»»

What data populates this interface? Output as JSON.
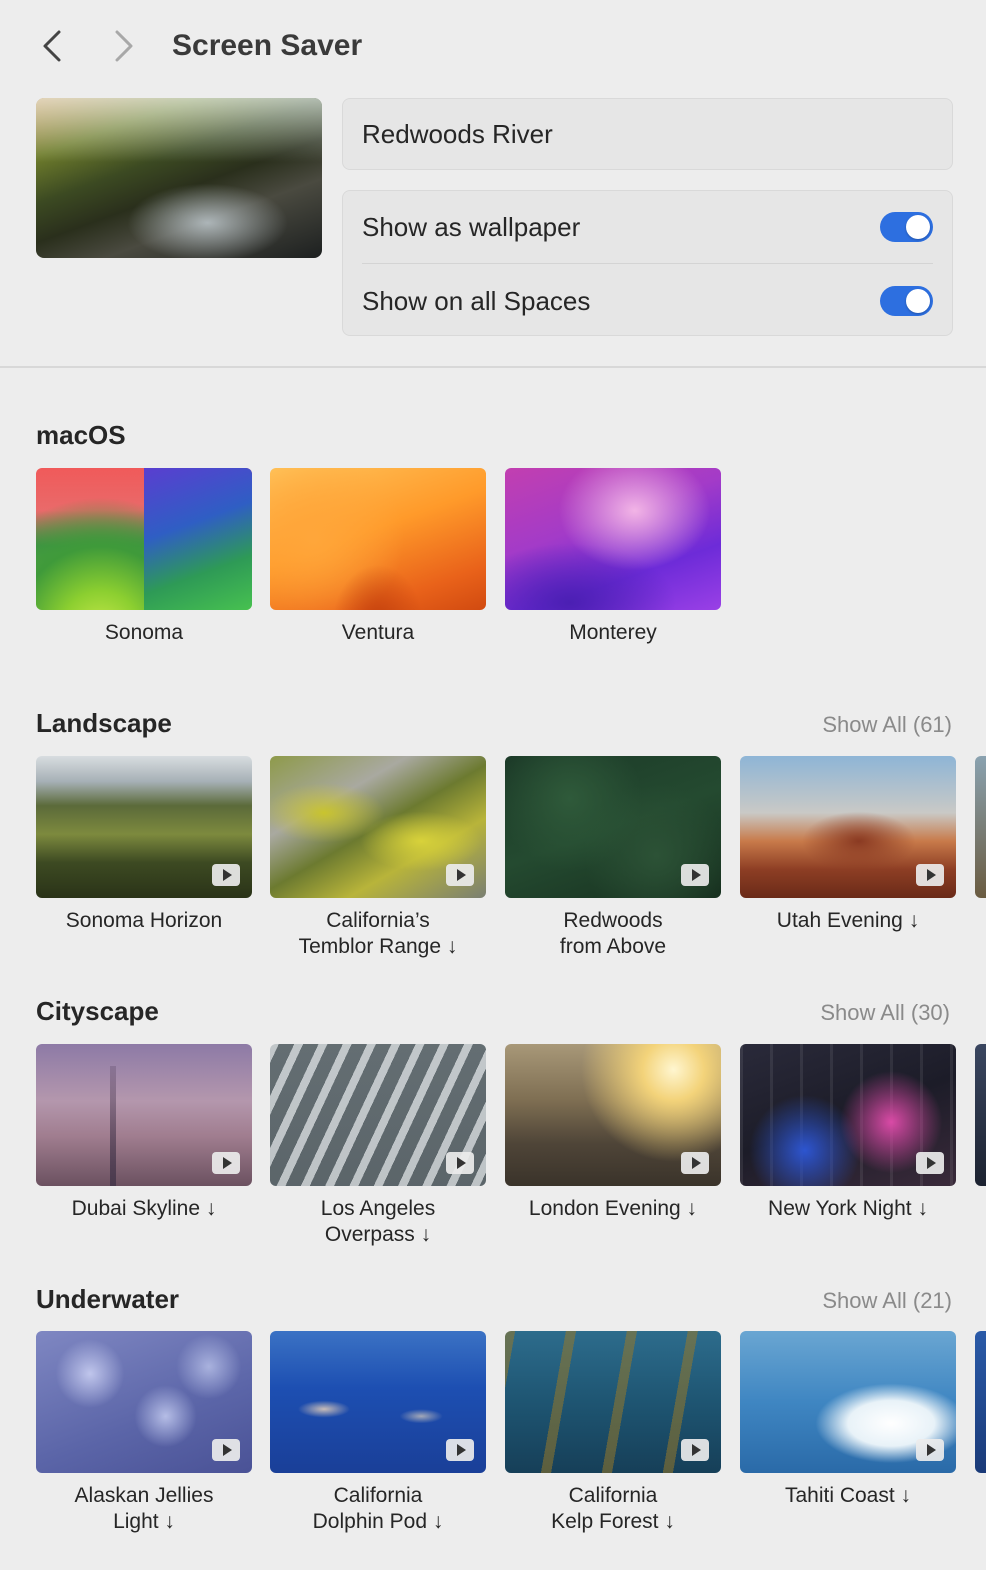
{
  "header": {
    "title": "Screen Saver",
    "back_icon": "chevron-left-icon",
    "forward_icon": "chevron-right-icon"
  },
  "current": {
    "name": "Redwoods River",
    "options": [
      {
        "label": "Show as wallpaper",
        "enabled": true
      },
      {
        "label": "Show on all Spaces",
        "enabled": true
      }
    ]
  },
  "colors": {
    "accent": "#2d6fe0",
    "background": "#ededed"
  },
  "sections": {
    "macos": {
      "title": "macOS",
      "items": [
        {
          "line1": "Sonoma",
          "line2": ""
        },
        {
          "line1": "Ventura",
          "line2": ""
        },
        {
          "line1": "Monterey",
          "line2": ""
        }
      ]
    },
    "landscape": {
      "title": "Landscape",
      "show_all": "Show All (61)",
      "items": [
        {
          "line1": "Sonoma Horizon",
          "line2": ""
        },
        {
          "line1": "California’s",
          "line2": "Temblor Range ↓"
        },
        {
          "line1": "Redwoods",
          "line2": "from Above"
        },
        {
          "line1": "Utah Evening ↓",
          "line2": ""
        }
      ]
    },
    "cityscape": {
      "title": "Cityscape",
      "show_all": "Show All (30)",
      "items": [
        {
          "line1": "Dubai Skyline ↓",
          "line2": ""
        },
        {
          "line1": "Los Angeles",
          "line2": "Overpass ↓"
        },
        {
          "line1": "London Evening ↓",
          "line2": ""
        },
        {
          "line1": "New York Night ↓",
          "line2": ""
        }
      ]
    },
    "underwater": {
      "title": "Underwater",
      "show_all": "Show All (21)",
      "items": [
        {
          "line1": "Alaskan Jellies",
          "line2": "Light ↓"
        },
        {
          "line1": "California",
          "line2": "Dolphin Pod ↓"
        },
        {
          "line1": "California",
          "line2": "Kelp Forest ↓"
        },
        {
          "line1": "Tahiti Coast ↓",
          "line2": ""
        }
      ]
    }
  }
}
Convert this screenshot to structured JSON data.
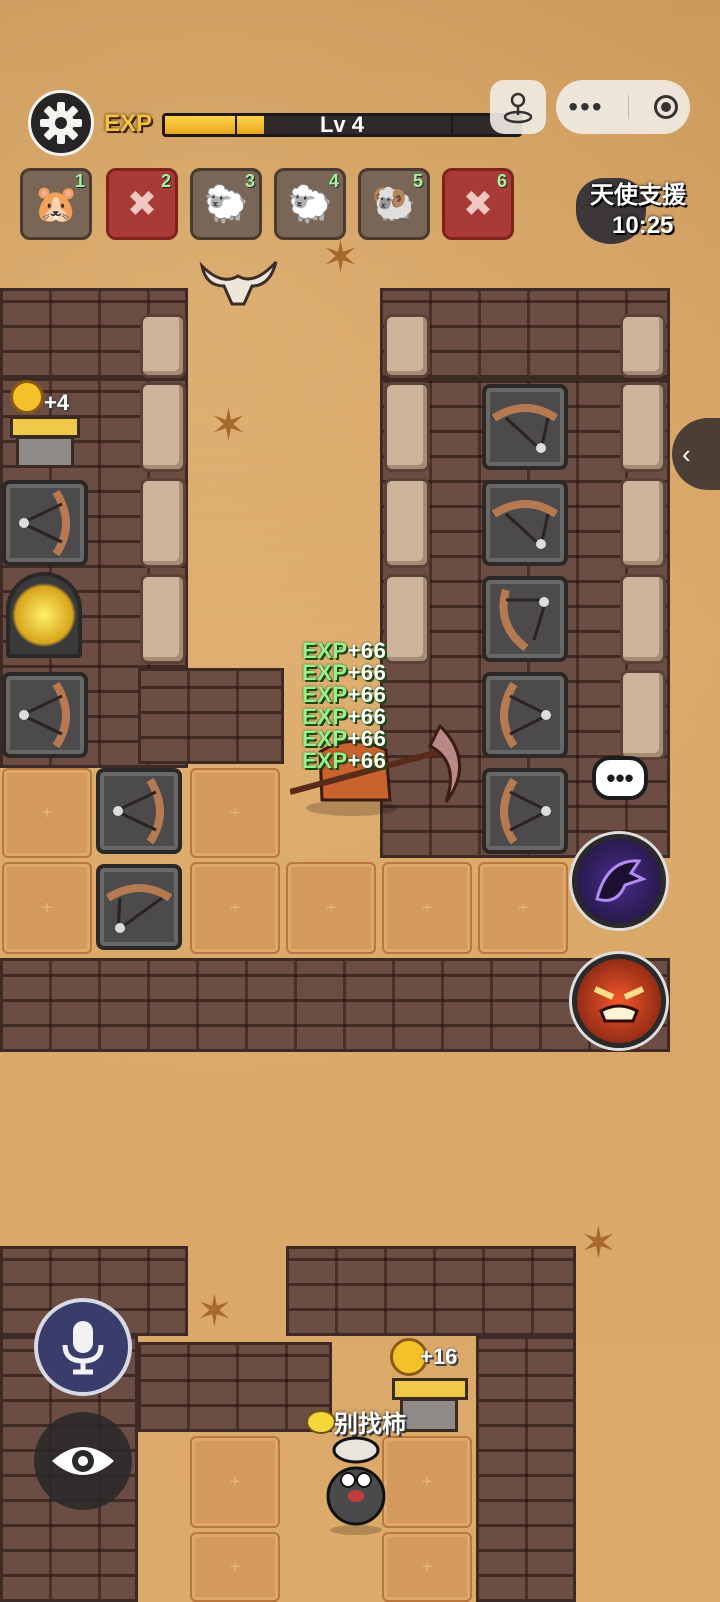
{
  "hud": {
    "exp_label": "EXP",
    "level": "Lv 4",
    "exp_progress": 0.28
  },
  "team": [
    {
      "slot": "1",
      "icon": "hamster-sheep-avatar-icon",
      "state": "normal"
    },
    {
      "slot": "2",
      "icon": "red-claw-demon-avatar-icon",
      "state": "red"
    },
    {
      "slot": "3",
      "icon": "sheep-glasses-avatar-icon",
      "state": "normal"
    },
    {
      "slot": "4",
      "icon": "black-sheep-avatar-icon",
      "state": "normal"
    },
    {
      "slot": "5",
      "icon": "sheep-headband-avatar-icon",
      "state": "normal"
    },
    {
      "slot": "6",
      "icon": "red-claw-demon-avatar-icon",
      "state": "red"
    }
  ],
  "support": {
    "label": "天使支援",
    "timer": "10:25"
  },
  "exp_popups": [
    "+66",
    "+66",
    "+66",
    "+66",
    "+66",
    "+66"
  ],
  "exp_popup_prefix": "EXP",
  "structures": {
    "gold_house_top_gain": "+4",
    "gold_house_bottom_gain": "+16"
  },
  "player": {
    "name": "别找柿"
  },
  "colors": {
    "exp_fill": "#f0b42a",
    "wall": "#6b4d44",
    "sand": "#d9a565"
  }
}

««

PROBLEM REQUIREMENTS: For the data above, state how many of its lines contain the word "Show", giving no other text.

ANSWER SPACE: 5